The required result is each line of the entries below containing the string "Open".

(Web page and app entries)

-*-

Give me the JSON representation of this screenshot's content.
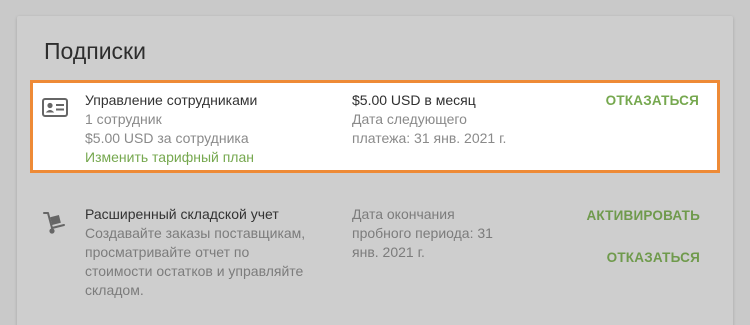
{
  "page": {
    "title": "Подписки"
  },
  "subscriptions": [
    {
      "icon": "id-card-icon",
      "name": "Управление сотрудниками",
      "details": [
        "1 сотрудник",
        "$5.00 USD за сотрудника"
      ],
      "change_plan_link": "Изменить тарифный план",
      "price": "$5.00 USD в месяц",
      "next_payment_lines": [
        "Дата следующего",
        "платежа: 31 янв. 2021 г."
      ],
      "actions": [
        "ОТКАЗАТЬСЯ"
      ]
    },
    {
      "icon": "hand-truck-icon",
      "name": "Расширенный складской учет",
      "description_lines": [
        "Создавайте заказы поставщикам,",
        "просматривайте отчет по",
        "стоимости остатков и управляйте",
        "складом."
      ],
      "trial_end_lines": [
        "Дата окончания",
        "пробного периода: 31",
        "янв. 2021 г."
      ],
      "actions": [
        "АКТИВИРОВАТЬ",
        "ОТКАЗАТЬСЯ"
      ]
    }
  ],
  "colors": {
    "accent_green": "#76a84f",
    "highlight_border": "#ee8a36"
  }
}
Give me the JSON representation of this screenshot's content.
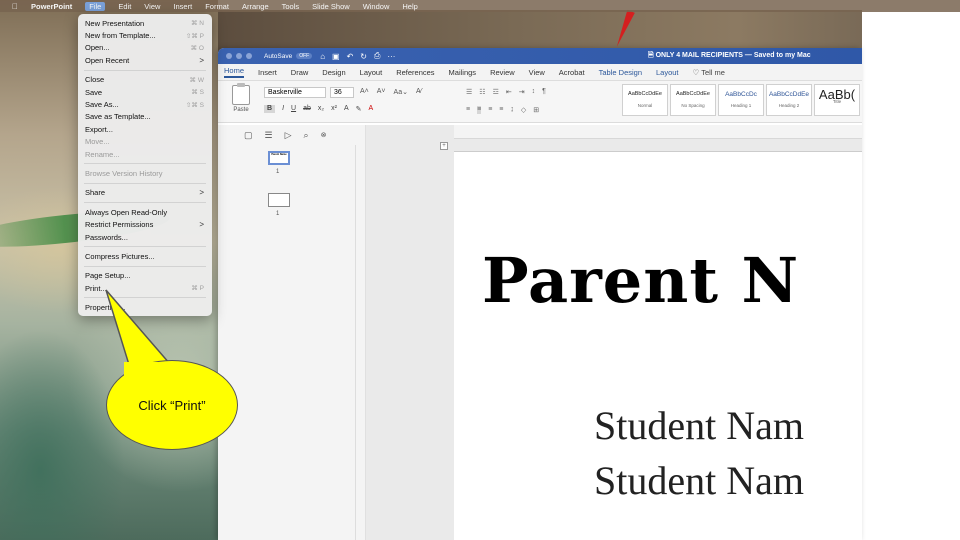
{
  "menubar": {
    "apple": "",
    "app": "PowerPoint",
    "items": [
      "File",
      "Edit",
      "View",
      "Insert",
      "Format",
      "Arrange",
      "Tools",
      "Slide Show",
      "Window",
      "Help"
    ]
  },
  "file_menu": [
    {
      "label": "New Presentation",
      "shortcut": "⌘ N"
    },
    {
      "label": "New from Template...",
      "shortcut": "⇧⌘ P"
    },
    {
      "label": "Open...",
      "shortcut": "⌘ O"
    },
    {
      "label": "Open Recent",
      "shortcut": ">"
    },
    {
      "label": "Close",
      "shortcut": "⌘ W"
    },
    {
      "label": "Save",
      "shortcut": "⌘ S"
    },
    {
      "label": "Save As...",
      "shortcut": "⇧⌘ S"
    },
    {
      "label": "Save as Template...",
      "shortcut": ""
    },
    {
      "label": "Export...",
      "shortcut": ""
    },
    {
      "label": "Move...",
      "shortcut": ""
    },
    {
      "label": "Rename...",
      "shortcut": ""
    },
    {
      "label": "Browse Version History",
      "shortcut": ""
    },
    {
      "label": "Share",
      "shortcut": ">"
    },
    {
      "label": "Always Open Read-Only",
      "shortcut": ""
    },
    {
      "label": "Restrict Permissions",
      "shortcut": ">"
    },
    {
      "label": "Passwords...",
      "shortcut": ""
    },
    {
      "label": "Compress Pictures...",
      "shortcut": ""
    },
    {
      "label": "Page Setup...",
      "shortcut": ""
    },
    {
      "label": "Print...",
      "shortcut": "⌘ P"
    },
    {
      "label": "Properties...",
      "shortcut": ""
    }
  ],
  "window": {
    "autosave": "AutoSave",
    "autosave_state": "OFF",
    "title": "ONLY 4 MAIL RECIPIENTS — Saved to my Mac",
    "tabs": [
      "Home",
      "Insert",
      "Draw",
      "Design",
      "Layout",
      "References",
      "Mailings",
      "Review",
      "View",
      "Acrobat",
      "Table Design",
      "Layout"
    ],
    "tell_me": "Tell me",
    "paste": "Paste",
    "font": "Baskerville",
    "font_size": "36",
    "styles": [
      {
        "sample": "AaBbCcDdEe",
        "name": "Normal"
      },
      {
        "sample": "AaBbCcDdEe",
        "name": "No Spacing"
      },
      {
        "sample": "AaBbCcDc",
        "name": "Heading 1"
      },
      {
        "sample": "AaBbCcDdEe",
        "name": "Heading 2"
      },
      {
        "sample": "AaBb(",
        "name": "Title"
      }
    ],
    "thumb_text": "Parent Name",
    "thumb_nums": [
      "1",
      "1"
    ]
  },
  "document": {
    "heading": "Parent N",
    "students": [
      "Student Nam",
      "Student Nam"
    ]
  },
  "callout": {
    "text": "Click “Print”"
  }
}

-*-

→ **Answer space**:
      "label": "Open...",
      "label": "Open Recent",
      "label": "Always Open Read-Only",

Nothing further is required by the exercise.